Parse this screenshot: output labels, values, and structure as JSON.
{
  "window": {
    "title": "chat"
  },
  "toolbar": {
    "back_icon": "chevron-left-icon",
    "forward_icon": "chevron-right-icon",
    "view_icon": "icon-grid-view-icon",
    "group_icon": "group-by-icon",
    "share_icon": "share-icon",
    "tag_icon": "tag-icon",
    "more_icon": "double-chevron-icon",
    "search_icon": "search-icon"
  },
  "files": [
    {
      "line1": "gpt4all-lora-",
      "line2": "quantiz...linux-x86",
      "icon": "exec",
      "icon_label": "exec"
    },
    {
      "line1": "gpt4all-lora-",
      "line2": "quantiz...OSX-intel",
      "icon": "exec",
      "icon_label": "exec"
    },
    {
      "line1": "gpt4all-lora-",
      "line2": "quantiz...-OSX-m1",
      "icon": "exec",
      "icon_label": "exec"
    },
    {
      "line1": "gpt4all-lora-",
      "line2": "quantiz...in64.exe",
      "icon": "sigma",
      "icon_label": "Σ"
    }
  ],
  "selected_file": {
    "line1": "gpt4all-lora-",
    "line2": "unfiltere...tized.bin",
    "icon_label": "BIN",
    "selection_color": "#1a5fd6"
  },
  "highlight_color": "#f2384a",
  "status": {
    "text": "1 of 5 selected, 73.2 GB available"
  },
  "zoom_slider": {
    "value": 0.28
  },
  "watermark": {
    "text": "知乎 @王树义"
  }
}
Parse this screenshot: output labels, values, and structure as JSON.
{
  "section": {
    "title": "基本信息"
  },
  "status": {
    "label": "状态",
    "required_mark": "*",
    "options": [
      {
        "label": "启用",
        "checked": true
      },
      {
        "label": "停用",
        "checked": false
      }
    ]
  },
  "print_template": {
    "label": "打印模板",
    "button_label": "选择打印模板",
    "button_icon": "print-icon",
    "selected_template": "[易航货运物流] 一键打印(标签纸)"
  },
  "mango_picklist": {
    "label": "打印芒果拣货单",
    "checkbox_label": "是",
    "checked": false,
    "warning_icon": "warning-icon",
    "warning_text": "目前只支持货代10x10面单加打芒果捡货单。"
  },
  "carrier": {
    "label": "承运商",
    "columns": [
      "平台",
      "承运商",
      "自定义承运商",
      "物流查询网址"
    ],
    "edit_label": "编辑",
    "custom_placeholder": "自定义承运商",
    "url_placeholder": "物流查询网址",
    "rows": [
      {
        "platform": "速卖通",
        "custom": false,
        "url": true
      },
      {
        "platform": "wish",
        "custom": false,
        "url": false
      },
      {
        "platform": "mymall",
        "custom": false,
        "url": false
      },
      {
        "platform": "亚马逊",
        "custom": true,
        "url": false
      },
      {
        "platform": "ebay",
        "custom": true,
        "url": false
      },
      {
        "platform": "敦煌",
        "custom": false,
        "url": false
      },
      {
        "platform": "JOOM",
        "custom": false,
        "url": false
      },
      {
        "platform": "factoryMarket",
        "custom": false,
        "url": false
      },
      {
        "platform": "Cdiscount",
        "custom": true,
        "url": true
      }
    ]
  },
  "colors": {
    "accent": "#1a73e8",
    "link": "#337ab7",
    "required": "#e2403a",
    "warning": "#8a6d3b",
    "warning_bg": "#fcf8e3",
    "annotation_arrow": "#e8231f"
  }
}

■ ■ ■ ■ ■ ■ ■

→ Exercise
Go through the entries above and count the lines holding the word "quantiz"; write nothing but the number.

→ Answer to this exercise
4